YOUR GOAL: Set out the records again, keeping every word as it is.

DATA RECORDS:
=== Section Start ===

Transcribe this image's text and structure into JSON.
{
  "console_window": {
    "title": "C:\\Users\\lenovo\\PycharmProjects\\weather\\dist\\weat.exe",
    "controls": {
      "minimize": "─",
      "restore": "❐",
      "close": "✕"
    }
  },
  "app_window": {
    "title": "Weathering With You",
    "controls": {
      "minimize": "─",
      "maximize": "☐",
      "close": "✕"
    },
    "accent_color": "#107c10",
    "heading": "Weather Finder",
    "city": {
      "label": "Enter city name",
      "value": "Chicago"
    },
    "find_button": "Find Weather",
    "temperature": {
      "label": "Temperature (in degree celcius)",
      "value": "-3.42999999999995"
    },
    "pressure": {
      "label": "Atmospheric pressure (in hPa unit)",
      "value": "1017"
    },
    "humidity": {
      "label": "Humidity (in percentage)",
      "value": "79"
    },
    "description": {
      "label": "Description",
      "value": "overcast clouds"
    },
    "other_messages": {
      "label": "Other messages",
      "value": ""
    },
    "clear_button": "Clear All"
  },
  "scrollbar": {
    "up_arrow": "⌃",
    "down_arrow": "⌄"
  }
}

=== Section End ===

TASK OUTPUT:
Transcribe this image's text and structure into JSON.
{
  "console_window": {
    "title": "C:\\Users\\lenovo\\PycharmProjects\\weather\\dist\\weat.exe",
    "controls": {
      "minimize": "─",
      "restore": "❐",
      "close": "✕"
    }
  },
  "app_window": {
    "title": "Weathering With You",
    "controls": {
      "minimize": "─",
      "maximize": "☐",
      "close": "✕"
    },
    "accent_color": "#107c10",
    "heading": "Weather Finder",
    "city": {
      "label": "Enter city name",
      "value": "Chicago"
    },
    "find_button": "Find Weather",
    "temperature": {
      "label": "Temperature (in degree celcius)",
      "value": "-3.42999999999995"
    },
    "pressure": {
      "label": "Atmospheric pressure (in hPa unit)",
      "value": "1017"
    },
    "humidity": {
      "label": "Humidity (in percentage)",
      "value": "79"
    },
    "description": {
      "label": "Description",
      "value": "overcast clouds"
    },
    "other_messages": {
      "label": "Other messages",
      "value": ""
    },
    "clear_button": "Clear All"
  },
  "scrollbar": {
    "up_arrow": "⌃",
    "down_arrow": "⌄"
  }
}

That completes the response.